11. New w-aminoalkanesulphonic acid derivatives of the formula ia H (CH) X--R4 a L7 n in which R represents an optionally substituted C,,C -a]kyl or C C -all enyl radical,
R and R independently of one another denote hydrogen or a C C -alkyl radical and R R and R independently of one another denote hydrogen or a C C -alkyl radical,
n is 0 or 1,
X represents oxygen or sulphur,
R denotes hydrogen, a C C -aIkyl, cycloalkyl, aral kyl or an aryl radical and Me denotes a cation 2. w-Aminoalkanesulphonic acid derivatives according to claim 11, wherein R and R are hydrogen and X is oxygen.
3. w-Aminoalkanesulphonic acid derivatives according to claim 11, wherein R R R R, and R are hydro gen, R is hydrogen or C C -alkyl and X is oxygen.
4. The w-aminoalkanesulphonic acid of claim 1 in which R, is hydrogen, C C -all yl, cyclohexyl, phenyl or benzyl.
5. The w-aminoalkanesulphonic acid derivative of claim 11 in which R, is C C -alkyl; C C -alkenyl; or c -C -alkyl or alkenyl substituted with hydroxyl or phenyl;
R and R independently of one another are hydrogen R R and R independently of one another are hydrogen or C C -all yl;
n is 0 or 1;
X is oxygen or sulphur;
Me is a cation; and
R is hydrogen, C C -alkyl, cyclohexyl, phenyl or benzyl.
6. The w-aminoalkanesulphonic acid derivative of claim 11 in which X is oxygen.
|Cited Patent||Filing date||Publication date||Applicant||Title|
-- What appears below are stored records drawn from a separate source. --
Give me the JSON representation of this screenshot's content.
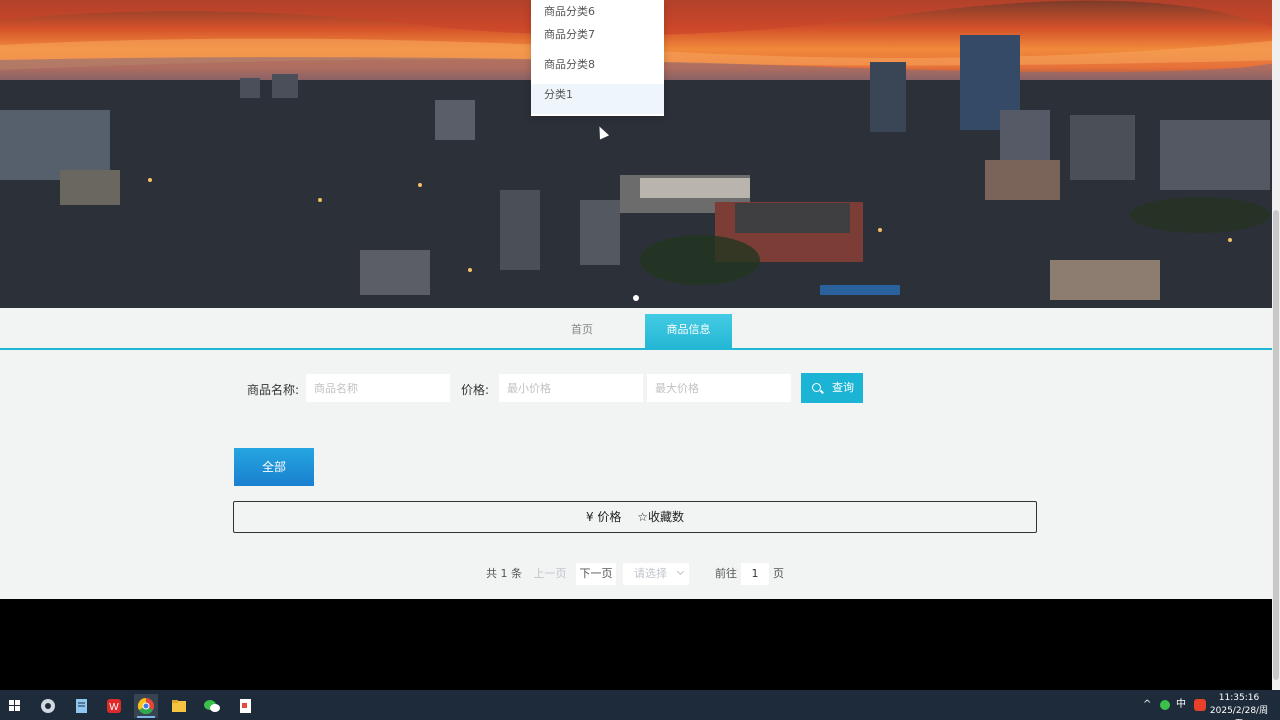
{
  "dropdown": {
    "items": [
      "商品分类6",
      "商品分类7",
      "商品分类8",
      "分类1"
    ]
  },
  "nav": {
    "home": "首页",
    "goods": "商品信息"
  },
  "search": {
    "name_label": "商品名称:",
    "name_placeholder": "商品名称",
    "price_label": "价格:",
    "min_placeholder": "最小价格",
    "max_placeholder": "最大价格",
    "button": "查询"
  },
  "filter": {
    "all_button": "全部"
  },
  "sort": {
    "price": "¥ 价格",
    "favorites": "☆收藏数"
  },
  "pagination": {
    "total": "共 1 条",
    "prev": "上一页",
    "next": "下一页",
    "page_size_placeholder": "请选择",
    "goto_label": "前往",
    "current_page": "1",
    "page_unit": "页"
  },
  "taskbar": {
    "tray_ime": "中",
    "time": "11:35:16",
    "date": "2025/2/28/周五"
  },
  "colors": {
    "accent": "#1cb4d4",
    "all_button": "#1f8fd8",
    "taskbar": "#1d2b3a"
  }
}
|US2830082 *||Mar 27, 1957||Apr 8, 1958||Dow Chemical Co||N-(hydroxyalkyl) taurine compounds and method of preparation|
|US2880219 *||Nov 22, 1954||Mar 31, 1959||Gen Aniline & Film Corp||Production of n-acyl taurides|
|US2903466 *||Nov 5, 1954||Sep 8, 1959||Lever Brothers Ltd||Preparation of acyl taurides|
|US2993918 *||Dec 19, 1956||Jul 25, 1961||John J Mccabe Jr||Novel compositions of matter and methods for preparing them|
|Citing Patent||Filing date||Publication date||Applicant||Title|
|US6294592 *||Jun 18, 1998||Sep 25, 2001||Basf Aktiengesellschaft||Pigment preparations with radiation curable binder suitable for ink jet printing method|
|U.S. Classification||554/46, 554/49|